# [Assignment]
Print back every record below, exactly as it stands.

# [Provided data]
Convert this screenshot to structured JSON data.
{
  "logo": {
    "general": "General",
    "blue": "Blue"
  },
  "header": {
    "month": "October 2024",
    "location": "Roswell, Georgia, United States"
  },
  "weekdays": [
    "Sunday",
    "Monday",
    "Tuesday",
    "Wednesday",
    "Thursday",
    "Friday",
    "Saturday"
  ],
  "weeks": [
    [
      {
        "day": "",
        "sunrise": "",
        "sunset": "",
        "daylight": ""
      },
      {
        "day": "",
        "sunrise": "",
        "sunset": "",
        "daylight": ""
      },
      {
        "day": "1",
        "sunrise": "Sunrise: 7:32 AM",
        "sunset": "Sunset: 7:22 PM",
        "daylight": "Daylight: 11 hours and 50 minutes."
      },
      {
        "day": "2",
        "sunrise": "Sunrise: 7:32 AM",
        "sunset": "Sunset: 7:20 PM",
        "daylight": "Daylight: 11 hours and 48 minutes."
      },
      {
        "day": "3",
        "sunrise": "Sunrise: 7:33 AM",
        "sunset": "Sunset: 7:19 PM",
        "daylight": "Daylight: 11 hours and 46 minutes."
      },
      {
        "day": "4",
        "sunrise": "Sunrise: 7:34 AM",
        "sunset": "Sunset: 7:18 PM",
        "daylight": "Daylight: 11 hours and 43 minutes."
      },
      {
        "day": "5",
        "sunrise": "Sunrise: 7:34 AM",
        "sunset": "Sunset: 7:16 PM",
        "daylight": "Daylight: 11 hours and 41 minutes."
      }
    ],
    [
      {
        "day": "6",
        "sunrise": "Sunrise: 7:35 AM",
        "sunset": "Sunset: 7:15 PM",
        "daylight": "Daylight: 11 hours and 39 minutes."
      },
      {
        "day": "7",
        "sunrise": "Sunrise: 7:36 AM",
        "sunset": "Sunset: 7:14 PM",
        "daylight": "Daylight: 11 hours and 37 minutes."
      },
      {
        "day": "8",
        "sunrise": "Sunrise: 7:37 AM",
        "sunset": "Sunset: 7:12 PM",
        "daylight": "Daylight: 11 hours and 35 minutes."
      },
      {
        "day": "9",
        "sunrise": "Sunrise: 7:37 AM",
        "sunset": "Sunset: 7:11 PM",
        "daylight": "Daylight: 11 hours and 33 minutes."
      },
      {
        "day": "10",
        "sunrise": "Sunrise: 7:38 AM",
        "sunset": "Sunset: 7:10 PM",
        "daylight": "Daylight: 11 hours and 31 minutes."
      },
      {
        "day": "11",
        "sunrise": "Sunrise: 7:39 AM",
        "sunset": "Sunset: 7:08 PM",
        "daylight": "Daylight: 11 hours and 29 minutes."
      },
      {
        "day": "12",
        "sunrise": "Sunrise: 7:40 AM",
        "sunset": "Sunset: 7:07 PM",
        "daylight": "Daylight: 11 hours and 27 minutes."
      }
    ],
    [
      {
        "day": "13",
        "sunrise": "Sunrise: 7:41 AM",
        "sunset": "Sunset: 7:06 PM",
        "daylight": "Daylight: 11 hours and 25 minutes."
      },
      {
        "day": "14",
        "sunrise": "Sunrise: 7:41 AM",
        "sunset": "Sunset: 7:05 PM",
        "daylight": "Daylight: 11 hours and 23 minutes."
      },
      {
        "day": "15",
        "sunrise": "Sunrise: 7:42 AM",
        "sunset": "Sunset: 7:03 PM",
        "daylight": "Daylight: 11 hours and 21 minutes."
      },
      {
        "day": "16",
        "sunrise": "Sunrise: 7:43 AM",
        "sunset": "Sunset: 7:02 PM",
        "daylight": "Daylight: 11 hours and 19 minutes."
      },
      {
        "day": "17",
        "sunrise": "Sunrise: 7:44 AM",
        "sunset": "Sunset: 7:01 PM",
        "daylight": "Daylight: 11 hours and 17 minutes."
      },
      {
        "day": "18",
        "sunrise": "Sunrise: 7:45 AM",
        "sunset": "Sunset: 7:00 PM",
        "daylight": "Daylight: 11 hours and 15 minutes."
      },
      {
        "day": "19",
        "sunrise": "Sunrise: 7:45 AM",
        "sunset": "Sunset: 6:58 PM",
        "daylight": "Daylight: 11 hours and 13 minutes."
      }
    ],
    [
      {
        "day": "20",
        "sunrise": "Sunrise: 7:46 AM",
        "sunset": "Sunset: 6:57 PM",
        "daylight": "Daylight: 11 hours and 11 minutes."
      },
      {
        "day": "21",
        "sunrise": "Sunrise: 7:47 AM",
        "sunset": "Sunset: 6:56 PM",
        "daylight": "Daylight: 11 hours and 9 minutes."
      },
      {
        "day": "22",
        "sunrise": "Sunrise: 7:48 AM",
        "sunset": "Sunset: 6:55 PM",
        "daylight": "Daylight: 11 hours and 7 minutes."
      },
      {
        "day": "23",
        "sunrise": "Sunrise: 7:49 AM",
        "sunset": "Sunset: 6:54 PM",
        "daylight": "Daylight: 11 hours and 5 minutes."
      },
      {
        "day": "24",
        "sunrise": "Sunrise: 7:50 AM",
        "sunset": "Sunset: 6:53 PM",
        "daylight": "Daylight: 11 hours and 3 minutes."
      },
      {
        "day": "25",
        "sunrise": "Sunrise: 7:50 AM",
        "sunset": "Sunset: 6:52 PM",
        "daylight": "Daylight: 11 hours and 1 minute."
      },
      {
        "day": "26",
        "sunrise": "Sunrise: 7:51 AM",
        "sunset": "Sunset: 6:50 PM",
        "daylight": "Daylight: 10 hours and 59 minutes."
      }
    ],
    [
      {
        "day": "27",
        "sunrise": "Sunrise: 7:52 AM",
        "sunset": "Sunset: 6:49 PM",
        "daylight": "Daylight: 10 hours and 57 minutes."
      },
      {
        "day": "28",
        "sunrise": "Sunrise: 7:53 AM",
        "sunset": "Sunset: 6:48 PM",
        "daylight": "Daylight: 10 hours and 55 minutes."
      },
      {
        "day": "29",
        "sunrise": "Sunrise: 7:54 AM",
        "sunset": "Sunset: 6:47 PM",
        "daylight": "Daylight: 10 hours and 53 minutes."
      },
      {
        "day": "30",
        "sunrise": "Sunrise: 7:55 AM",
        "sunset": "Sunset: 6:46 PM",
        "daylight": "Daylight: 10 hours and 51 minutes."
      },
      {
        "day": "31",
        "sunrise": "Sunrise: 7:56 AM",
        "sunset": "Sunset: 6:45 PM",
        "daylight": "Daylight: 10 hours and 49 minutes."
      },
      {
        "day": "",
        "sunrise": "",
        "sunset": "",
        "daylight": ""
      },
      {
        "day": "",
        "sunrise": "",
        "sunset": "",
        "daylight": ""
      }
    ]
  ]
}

# [The answer]
Convert this screenshot to structured JSON data.
{
  "logo": {
    "general": "General",
    "blue": "Blue"
  },
  "header": {
    "month": "October 2024",
    "location": "Roswell, Georgia, United States"
  },
  "weekdays": [
    "Sunday",
    "Monday",
    "Tuesday",
    "Wednesday",
    "Thursday",
    "Friday",
    "Saturday"
  ],
  "weeks": [
    [
      {
        "day": "",
        "sunrise": "",
        "sunset": "",
        "daylight": ""
      },
      {
        "day": "",
        "sunrise": "",
        "sunset": "",
        "daylight": ""
      },
      {
        "day": "1",
        "sunrise": "Sunrise: 7:32 AM",
        "sunset": "Sunset: 7:22 PM",
        "daylight": "Daylight: 11 hours and 50 minutes."
      },
      {
        "day": "2",
        "sunrise": "Sunrise: 7:32 AM",
        "sunset": "Sunset: 7:20 PM",
        "daylight": "Daylight: 11 hours and 48 minutes."
      },
      {
        "day": "3",
        "sunrise": "Sunrise: 7:33 AM",
        "sunset": "Sunset: 7:19 PM",
        "daylight": "Daylight: 11 hours and 46 minutes."
      },
      {
        "day": "4",
        "sunrise": "Sunrise: 7:34 AM",
        "sunset": "Sunset: 7:18 PM",
        "daylight": "Daylight: 11 hours and 43 minutes."
      },
      {
        "day": "5",
        "sunrise": "Sunrise: 7:34 AM",
        "sunset": "Sunset: 7:16 PM",
        "daylight": "Daylight: 11 hours and 41 minutes."
      }
    ],
    [
      {
        "day": "6",
        "sunrise": "Sunrise: 7:35 AM",
        "sunset": "Sunset: 7:15 PM",
        "daylight": "Daylight: 11 hours and 39 minutes."
      },
      {
        "day": "7",
        "sunrise": "Sunrise: 7:36 AM",
        "sunset": "Sunset: 7:14 PM",
        "daylight": "Daylight: 11 hours and 37 minutes."
      },
      {
        "day": "8",
        "sunrise": "Sunrise: 7:37 AM",
        "sunset": "Sunset: 7:12 PM",
        "daylight": "Daylight: 11 hours and 35 minutes."
      },
      {
        "day": "9",
        "sunrise": "Sunrise: 7:37 AM",
        "sunset": "Sunset: 7:11 PM",
        "daylight": "Daylight: 11 hours and 33 minutes."
      },
      {
        "day": "10",
        "sunrise": "Sunrise: 7:38 AM",
        "sunset": "Sunset: 7:10 PM",
        "daylight": "Daylight: 11 hours and 31 minutes."
      },
      {
        "day": "11",
        "sunrise": "Sunrise: 7:39 AM",
        "sunset": "Sunset: 7:08 PM",
        "daylight": "Daylight: 11 hours and 29 minutes."
      },
      {
        "day": "12",
        "sunrise": "Sunrise: 7:40 AM",
        "sunset": "Sunset: 7:07 PM",
        "daylight": "Daylight: 11 hours and 27 minutes."
      }
    ],
    [
      {
        "day": "13",
        "sunrise": "Sunrise: 7:41 AM",
        "sunset": "Sunset: 7:06 PM",
        "daylight": "Daylight: 11 hours and 25 minutes."
      },
      {
        "day": "14",
        "sunrise": "Sunrise: 7:41 AM",
        "sunset": "Sunset: 7:05 PM",
        "daylight": "Daylight: 11 hours and 23 minutes."
      },
      {
        "day": "15",
        "sunrise": "Sunrise: 7:42 AM",
        "sunset": "Sunset: 7:03 PM",
        "daylight": "Daylight: 11 hours and 21 minutes."
      },
      {
        "day": "16",
        "sunrise": "Sunrise: 7:43 AM",
        "sunset": "Sunset: 7:02 PM",
        "daylight": "Daylight: 11 hours and 19 minutes."
      },
      {
        "day": "17",
        "sunrise": "Sunrise: 7:44 AM",
        "sunset": "Sunset: 7:01 PM",
        "daylight": "Daylight: 11 hours and 17 minutes."
      },
      {
        "day": "18",
        "sunrise": "Sunrise: 7:45 AM",
        "sunset": "Sunset: 7:00 PM",
        "daylight": "Daylight: 11 hours and 15 minutes."
      },
      {
        "day": "19",
        "sunrise": "Sunrise: 7:45 AM",
        "sunset": "Sunset: 6:58 PM",
        "daylight": "Daylight: 11 hours and 13 minutes."
      }
    ],
    [
      {
        "day": "20",
        "sunrise": "Sunrise: 7:46 AM",
        "sunset": "Sunset: 6:57 PM",
        "daylight": "Daylight: 11 hours and 11 minutes."
      },
      {
        "day": "21",
        "sunrise": "Sunrise: 7:47 AM",
        "sunset": "Sunset: 6:56 PM",
        "daylight": "Daylight: 11 hours and 9 minutes."
      },
      {
        "day": "22",
        "sunrise": "Sunrise: 7:48 AM",
        "sunset": "Sunset: 6:55 PM",
        "daylight": "Daylight: 11 hours and 7 minutes."
      },
      {
        "day": "23",
        "sunrise": "Sunrise: 7:49 AM",
        "sunset": "Sunset: 6:54 PM",
        "daylight": "Daylight: 11 hours and 5 minutes."
      },
      {
        "day": "24",
        "sunrise": "Sunrise: 7:50 AM",
        "sunset": "Sunset: 6:53 PM",
        "daylight": "Daylight: 11 hours and 3 minutes."
      },
      {
        "day": "25",
        "sunrise": "Sunrise: 7:50 AM",
        "sunset": "Sunset: 6:52 PM",
        "daylight": "Daylight: 11 hours and 1 minute."
      },
      {
        "day": "26",
        "sunrise": "Sunrise: 7:51 AM",
        "sunset": "Sunset: 6:50 PM",
        "daylight": "Daylight: 10 hours and 59 minutes."
      }
    ],
    [
      {
        "day": "27",
        "sunrise": "Sunrise: 7:52 AM",
        "sunset": "Sunset: 6:49 PM",
        "daylight": "Daylight: 10 hours and 57 minutes."
      },
      {
        "day": "28",
        "sunrise": "Sunrise: 7:53 AM",
        "sunset": "Sunset: 6:48 PM",
        "daylight": "Daylight: 10 hours and 55 minutes."
      },
      {
        "day": "29",
        "sunrise": "Sunrise: 7:54 AM",
        "sunset": "Sunset: 6:47 PM",
        "daylight": "Daylight: 10 hours and 53 minutes."
      },
      {
        "day": "30",
        "sunrise": "Sunrise: 7:55 AM",
        "sunset": "Sunset: 6:46 PM",
        "daylight": "Daylight: 10 hours and 51 minutes."
      },
      {
        "day": "31",
        "sunrise": "Sunrise: 7:56 AM",
        "sunset": "Sunset: 6:45 PM",
        "daylight": "Daylight: 10 hours and 49 minutes."
      },
      {
        "day": "",
        "sunrise": "",
        "sunset": "",
        "daylight": ""
      },
      {
        "day": "",
        "sunrise": "",
        "sunset": "",
        "daylight": ""
      }
    ]
  ]
}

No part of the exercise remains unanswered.